Provided information Start Marker

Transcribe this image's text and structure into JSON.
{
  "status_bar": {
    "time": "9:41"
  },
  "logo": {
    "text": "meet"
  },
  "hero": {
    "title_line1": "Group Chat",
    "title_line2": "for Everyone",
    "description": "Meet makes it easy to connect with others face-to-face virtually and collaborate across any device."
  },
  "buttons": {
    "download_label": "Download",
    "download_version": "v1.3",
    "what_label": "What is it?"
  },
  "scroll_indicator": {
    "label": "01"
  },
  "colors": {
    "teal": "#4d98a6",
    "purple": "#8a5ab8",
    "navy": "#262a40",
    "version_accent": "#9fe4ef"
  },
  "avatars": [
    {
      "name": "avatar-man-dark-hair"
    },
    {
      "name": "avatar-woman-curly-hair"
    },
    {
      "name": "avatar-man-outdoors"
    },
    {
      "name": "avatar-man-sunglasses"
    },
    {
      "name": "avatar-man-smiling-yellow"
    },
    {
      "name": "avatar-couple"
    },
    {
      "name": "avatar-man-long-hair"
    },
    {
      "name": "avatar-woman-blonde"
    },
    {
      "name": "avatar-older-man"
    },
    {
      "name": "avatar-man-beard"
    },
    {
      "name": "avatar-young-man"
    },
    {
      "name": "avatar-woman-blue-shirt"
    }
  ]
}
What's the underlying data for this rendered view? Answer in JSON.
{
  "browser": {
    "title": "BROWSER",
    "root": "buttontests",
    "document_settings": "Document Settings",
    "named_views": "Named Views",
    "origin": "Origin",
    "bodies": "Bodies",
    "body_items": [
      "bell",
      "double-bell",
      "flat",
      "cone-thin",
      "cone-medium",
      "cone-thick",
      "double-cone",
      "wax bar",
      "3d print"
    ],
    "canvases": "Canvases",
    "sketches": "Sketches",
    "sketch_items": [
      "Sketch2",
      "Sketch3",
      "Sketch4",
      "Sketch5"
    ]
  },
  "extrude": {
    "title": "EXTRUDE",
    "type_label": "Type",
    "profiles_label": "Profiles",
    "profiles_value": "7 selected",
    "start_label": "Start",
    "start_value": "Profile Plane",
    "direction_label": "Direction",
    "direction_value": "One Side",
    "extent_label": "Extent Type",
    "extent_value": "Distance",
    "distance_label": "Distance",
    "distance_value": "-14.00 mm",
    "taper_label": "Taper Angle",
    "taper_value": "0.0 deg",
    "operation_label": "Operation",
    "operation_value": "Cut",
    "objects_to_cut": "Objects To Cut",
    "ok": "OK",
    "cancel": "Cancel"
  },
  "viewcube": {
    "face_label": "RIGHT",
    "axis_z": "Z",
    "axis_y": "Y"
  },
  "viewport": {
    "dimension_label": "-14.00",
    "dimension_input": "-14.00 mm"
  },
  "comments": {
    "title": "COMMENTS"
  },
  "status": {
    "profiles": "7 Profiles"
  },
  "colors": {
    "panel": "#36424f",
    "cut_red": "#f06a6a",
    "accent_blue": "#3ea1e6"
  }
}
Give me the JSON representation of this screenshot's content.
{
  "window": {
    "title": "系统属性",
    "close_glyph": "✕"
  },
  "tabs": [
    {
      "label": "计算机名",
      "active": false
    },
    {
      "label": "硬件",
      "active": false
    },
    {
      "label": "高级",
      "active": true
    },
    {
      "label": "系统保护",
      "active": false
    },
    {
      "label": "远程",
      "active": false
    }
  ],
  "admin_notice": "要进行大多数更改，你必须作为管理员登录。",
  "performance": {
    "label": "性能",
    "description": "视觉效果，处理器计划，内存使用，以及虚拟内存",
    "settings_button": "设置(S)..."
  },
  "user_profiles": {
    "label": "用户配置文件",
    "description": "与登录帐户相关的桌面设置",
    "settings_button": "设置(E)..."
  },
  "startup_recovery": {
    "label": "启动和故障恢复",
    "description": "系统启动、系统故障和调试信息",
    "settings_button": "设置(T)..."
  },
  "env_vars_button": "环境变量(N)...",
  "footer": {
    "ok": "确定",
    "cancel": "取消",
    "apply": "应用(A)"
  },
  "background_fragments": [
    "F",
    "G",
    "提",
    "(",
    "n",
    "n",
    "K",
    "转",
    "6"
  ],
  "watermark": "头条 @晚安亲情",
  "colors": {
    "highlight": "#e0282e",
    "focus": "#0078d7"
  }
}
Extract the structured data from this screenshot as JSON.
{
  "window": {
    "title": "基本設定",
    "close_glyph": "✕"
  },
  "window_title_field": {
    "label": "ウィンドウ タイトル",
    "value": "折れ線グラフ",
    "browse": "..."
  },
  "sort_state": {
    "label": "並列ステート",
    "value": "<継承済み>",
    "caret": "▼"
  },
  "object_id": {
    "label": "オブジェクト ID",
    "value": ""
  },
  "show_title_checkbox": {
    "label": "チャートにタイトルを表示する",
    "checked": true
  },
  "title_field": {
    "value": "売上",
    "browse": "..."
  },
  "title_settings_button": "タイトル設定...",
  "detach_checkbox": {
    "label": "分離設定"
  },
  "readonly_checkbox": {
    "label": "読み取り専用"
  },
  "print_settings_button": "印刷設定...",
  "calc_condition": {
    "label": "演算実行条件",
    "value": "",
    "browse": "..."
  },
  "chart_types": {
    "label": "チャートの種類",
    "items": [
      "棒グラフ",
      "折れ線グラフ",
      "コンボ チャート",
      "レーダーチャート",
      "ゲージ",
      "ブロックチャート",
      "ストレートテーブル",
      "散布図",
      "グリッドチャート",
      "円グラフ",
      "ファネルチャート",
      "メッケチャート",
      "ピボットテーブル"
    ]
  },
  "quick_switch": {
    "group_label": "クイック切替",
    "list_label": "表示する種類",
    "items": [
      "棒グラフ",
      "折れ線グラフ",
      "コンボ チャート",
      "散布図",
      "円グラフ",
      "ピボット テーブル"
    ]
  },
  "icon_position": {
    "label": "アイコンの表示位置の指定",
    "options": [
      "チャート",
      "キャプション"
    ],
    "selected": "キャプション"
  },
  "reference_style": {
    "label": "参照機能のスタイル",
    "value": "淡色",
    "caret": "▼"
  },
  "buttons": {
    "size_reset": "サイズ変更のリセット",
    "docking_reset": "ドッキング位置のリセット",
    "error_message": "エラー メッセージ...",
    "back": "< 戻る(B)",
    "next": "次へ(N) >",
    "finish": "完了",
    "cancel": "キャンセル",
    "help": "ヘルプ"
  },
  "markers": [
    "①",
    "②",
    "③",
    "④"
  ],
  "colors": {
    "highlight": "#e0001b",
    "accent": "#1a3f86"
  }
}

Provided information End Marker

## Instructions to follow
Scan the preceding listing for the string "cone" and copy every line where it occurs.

## Solution to the problem
      "cone-thin",
      "cone-medium",
      "cone-thick",
      "double-cone",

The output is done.